• ASSIGNMENT: Please copy each line of the data that includes the string "Language".

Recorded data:
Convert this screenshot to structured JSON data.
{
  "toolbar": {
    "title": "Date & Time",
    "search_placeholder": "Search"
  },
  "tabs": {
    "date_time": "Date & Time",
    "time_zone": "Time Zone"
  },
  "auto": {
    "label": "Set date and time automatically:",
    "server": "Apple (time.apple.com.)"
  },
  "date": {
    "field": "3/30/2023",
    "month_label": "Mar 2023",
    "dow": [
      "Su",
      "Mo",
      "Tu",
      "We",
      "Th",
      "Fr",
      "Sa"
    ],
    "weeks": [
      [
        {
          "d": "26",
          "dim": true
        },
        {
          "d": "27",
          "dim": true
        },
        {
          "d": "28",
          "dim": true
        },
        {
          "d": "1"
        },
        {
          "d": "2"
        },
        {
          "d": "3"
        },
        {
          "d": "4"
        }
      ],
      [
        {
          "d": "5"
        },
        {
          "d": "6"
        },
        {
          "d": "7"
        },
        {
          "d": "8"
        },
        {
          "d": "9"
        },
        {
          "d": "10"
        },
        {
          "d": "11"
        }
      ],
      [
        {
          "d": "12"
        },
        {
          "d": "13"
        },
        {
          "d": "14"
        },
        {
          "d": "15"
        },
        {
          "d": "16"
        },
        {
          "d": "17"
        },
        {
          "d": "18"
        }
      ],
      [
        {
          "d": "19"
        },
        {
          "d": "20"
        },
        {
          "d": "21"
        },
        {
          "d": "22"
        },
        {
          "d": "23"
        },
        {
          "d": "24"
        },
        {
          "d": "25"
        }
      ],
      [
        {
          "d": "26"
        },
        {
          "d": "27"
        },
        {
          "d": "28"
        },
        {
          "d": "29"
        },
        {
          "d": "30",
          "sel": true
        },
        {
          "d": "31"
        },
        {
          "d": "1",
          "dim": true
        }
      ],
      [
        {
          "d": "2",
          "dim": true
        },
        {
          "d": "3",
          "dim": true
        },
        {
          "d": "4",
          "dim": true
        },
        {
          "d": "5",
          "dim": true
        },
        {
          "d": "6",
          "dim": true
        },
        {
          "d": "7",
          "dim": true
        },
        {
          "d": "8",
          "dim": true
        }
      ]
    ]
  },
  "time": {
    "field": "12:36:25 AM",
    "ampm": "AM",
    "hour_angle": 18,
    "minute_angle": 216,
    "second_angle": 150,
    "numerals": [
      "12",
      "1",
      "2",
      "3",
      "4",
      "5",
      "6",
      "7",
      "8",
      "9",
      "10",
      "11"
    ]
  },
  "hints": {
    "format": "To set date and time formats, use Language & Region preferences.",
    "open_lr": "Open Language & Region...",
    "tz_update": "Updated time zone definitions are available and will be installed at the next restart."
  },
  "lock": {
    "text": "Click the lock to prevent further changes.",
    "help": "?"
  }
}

• SOLUTION FOR THIS EXERCISE:
    "format": "To set date and time formats, use Language & Region preferences.",
    "open_lr": "Open Language & Region...",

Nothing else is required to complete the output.